This year will also likely be remembered for the completion (at last) of the waterfront in Barrie. An expanded Centennial Park, nearly doubled in size, with a boardwalk, trails, open lawns, a new ice rink and basketball courts. A new transient marina for tourists, complete with a new landmark donated by the Rotary Club, a Victorian clock. Thanks to the Downtown Barrie BIA, 2017 saw significant progress on the redevelopment of Memorial Square, including the relocation of the Cenotaph to a more prominent location. And on the south shore, Military Heritage Park pays homage to Canada’s military history and contributions to peace, with gardens and landscapes that evoke the battlefields on which Canadians served. This was the City’s legacy project for Canada 150; it was only possible because of the vision of those who created Barrie’s beautiful waterfront in the first place. It’s a democratic place – anyone and everyone is welcome – it belongs to the people.
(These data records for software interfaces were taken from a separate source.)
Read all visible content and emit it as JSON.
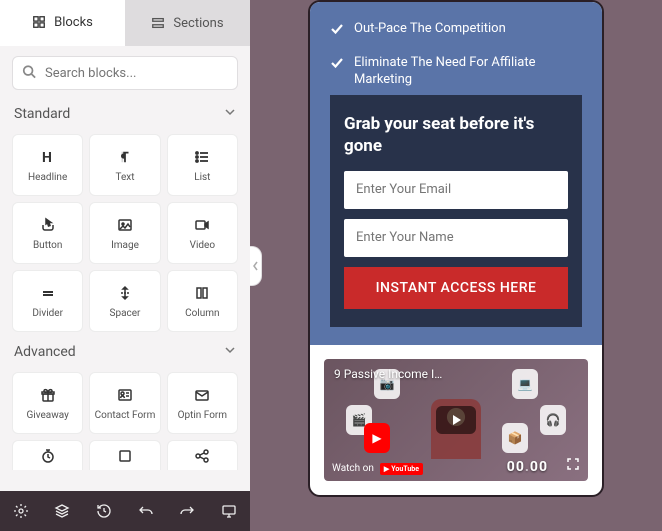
{
  "tabs": {
    "blocks": "Blocks",
    "sections": "Sections"
  },
  "search": {
    "placeholder": "Search blocks..."
  },
  "groups": {
    "standard": {
      "title": "Standard",
      "items": [
        {
          "label": "Headline"
        },
        {
          "label": "Text"
        },
        {
          "label": "List"
        },
        {
          "label": "Button"
        },
        {
          "label": "Image"
        },
        {
          "label": "Video"
        },
        {
          "label": "Divider"
        },
        {
          "label": "Spacer"
        },
        {
          "label": "Column"
        }
      ]
    },
    "advanced": {
      "title": "Advanced",
      "items": [
        {
          "label": "Giveaway"
        },
        {
          "label": "Contact Form"
        },
        {
          "label": "Optin Form"
        }
      ]
    }
  },
  "preview": {
    "bullets": [
      "Out-Pace The Competition",
      "Eliminate The Need For Affiliate Marketing"
    ],
    "form": {
      "title": "Grab your seat before it's gone",
      "email_placeholder": "Enter Your Email",
      "name_placeholder": "Enter Your Name",
      "cta": "INSTANT ACCESS HERE"
    },
    "video": {
      "title": "9 Passive Income I…",
      "watch_on": "Watch on",
      "platform": "YouTube",
      "time": "00"
    }
  }
}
In addition to these high profile changes, it’s the changes in our community that aren’t as visible which are perhaps the most significant. The census data released this year told us Barrie is becoming more diverse, with a wider range of jobs, a broader mix of housing types, and yes, a wider range in incomes. This will mean we need to do more to support the least fortunate in our community. These are the long term trends that will shape our city in the years to come, and the ones that bring both the greatest challenges and opportunities for the future.
I wish everyone the very best for a safe and healthy 2018.